*** Opening of Exercise data ***

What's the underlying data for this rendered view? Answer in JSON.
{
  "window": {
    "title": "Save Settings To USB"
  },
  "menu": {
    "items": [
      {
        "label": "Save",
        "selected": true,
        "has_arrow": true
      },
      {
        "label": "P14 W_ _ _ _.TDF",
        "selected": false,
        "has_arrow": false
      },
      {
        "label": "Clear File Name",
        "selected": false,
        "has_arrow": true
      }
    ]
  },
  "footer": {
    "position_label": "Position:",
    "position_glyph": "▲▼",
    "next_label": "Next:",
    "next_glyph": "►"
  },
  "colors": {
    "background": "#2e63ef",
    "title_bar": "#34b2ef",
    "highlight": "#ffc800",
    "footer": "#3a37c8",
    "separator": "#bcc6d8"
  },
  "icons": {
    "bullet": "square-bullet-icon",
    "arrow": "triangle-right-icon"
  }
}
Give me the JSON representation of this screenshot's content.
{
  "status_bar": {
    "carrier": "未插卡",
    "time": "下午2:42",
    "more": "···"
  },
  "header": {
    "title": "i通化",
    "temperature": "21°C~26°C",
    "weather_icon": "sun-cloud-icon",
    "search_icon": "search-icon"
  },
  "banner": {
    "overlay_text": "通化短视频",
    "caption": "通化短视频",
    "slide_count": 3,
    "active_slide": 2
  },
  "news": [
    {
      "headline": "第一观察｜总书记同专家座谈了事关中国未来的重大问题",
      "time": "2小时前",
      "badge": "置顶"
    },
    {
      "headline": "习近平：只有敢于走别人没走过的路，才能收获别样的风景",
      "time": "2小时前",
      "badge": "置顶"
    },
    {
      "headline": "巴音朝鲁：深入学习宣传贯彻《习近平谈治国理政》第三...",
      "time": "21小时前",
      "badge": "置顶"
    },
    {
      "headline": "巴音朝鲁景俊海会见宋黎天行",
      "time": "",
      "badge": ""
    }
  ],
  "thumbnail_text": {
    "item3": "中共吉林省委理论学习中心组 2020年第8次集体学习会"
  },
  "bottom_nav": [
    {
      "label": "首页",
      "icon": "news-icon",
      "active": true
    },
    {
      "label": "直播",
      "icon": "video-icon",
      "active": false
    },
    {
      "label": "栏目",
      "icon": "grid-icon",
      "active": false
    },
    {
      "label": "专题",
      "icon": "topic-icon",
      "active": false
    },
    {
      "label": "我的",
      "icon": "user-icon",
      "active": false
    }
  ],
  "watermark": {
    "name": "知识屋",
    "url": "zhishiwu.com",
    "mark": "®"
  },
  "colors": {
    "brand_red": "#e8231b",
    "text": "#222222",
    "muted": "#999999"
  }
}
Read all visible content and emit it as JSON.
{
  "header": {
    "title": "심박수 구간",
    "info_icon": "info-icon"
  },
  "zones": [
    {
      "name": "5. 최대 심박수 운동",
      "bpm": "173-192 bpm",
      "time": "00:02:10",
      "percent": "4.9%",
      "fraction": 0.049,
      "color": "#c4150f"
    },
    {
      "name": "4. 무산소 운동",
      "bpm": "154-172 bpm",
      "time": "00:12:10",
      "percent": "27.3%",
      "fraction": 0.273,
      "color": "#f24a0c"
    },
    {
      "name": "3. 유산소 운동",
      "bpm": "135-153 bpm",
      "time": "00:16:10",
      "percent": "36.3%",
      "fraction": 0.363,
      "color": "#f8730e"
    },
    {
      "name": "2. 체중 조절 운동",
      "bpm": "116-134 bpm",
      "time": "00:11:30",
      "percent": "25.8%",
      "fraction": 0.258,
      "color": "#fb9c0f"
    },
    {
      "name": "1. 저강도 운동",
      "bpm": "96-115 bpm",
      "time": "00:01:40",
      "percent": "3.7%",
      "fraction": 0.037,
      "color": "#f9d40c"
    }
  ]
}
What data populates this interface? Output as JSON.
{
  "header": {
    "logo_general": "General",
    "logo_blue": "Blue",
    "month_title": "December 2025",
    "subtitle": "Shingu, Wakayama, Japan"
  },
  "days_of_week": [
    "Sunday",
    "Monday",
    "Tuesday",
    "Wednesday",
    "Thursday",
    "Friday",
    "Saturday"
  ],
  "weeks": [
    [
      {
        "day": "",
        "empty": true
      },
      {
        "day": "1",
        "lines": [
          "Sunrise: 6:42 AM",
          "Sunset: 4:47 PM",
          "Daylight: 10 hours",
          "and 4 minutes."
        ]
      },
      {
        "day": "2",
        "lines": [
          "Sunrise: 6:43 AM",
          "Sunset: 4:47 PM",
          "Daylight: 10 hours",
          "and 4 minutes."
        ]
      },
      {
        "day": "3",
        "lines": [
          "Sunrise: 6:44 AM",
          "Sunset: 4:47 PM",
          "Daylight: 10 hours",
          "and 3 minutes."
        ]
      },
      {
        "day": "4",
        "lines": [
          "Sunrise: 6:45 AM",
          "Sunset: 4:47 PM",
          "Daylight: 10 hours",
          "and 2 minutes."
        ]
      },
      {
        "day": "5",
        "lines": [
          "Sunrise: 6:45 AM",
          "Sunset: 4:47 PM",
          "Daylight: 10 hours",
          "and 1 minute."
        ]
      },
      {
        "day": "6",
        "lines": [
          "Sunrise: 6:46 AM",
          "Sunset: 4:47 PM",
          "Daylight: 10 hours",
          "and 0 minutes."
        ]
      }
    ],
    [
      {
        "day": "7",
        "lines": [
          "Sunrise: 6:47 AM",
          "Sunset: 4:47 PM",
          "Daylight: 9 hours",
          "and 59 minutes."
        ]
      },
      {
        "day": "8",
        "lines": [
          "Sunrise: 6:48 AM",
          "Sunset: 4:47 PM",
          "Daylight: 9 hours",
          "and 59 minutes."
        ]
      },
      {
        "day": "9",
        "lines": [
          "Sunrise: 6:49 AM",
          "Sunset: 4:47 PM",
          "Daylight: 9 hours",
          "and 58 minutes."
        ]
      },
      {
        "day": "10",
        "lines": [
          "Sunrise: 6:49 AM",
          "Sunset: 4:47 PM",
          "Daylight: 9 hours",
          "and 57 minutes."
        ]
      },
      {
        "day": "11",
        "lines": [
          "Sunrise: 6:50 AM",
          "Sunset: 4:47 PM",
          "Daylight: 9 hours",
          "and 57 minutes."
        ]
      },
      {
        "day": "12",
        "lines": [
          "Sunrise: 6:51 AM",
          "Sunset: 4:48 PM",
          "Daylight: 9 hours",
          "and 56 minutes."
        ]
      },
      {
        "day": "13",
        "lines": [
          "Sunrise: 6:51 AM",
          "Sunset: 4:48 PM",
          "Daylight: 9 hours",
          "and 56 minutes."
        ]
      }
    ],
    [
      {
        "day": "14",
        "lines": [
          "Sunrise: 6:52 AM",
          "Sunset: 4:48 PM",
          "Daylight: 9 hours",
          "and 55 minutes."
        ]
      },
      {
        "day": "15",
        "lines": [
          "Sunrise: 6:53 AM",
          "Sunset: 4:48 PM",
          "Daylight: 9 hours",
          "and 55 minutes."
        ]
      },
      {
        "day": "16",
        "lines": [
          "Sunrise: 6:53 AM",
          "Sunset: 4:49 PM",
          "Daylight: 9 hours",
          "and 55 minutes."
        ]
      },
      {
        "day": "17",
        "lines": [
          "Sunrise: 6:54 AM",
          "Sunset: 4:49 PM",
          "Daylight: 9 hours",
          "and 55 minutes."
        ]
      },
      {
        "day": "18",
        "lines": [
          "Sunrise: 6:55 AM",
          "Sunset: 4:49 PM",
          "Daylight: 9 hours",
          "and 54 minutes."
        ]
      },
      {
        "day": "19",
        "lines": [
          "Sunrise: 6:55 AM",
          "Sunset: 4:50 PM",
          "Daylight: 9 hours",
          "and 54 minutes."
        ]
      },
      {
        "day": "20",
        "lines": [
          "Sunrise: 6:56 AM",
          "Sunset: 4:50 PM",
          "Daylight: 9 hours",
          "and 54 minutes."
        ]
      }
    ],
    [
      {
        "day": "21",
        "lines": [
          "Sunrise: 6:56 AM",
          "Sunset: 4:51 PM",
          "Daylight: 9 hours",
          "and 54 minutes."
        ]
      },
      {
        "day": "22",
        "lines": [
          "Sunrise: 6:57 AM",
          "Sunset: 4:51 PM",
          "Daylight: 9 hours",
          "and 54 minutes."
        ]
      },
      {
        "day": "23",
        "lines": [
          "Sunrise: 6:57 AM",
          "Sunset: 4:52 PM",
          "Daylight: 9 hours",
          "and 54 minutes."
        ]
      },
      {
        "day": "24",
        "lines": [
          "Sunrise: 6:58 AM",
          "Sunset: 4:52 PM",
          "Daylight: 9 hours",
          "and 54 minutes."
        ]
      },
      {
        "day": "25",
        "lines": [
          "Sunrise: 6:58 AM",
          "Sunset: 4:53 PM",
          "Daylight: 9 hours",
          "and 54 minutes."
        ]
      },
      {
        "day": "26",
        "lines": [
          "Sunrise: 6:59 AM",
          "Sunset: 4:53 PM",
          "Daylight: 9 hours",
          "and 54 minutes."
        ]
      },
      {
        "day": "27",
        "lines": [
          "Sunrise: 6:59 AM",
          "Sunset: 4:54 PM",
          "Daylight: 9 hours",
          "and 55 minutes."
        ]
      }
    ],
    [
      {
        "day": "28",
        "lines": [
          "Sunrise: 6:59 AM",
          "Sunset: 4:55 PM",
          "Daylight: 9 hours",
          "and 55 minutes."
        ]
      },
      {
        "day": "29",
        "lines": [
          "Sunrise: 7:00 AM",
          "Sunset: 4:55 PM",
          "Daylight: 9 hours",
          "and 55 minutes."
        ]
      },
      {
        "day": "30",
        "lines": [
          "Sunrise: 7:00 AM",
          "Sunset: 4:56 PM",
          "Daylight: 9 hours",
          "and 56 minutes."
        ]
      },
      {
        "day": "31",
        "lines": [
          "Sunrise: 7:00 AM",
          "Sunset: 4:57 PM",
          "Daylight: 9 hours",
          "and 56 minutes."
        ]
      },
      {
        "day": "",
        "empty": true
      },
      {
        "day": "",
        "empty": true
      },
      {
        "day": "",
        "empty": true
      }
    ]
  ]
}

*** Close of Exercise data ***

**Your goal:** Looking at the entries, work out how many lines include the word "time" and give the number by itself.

**Output:** 10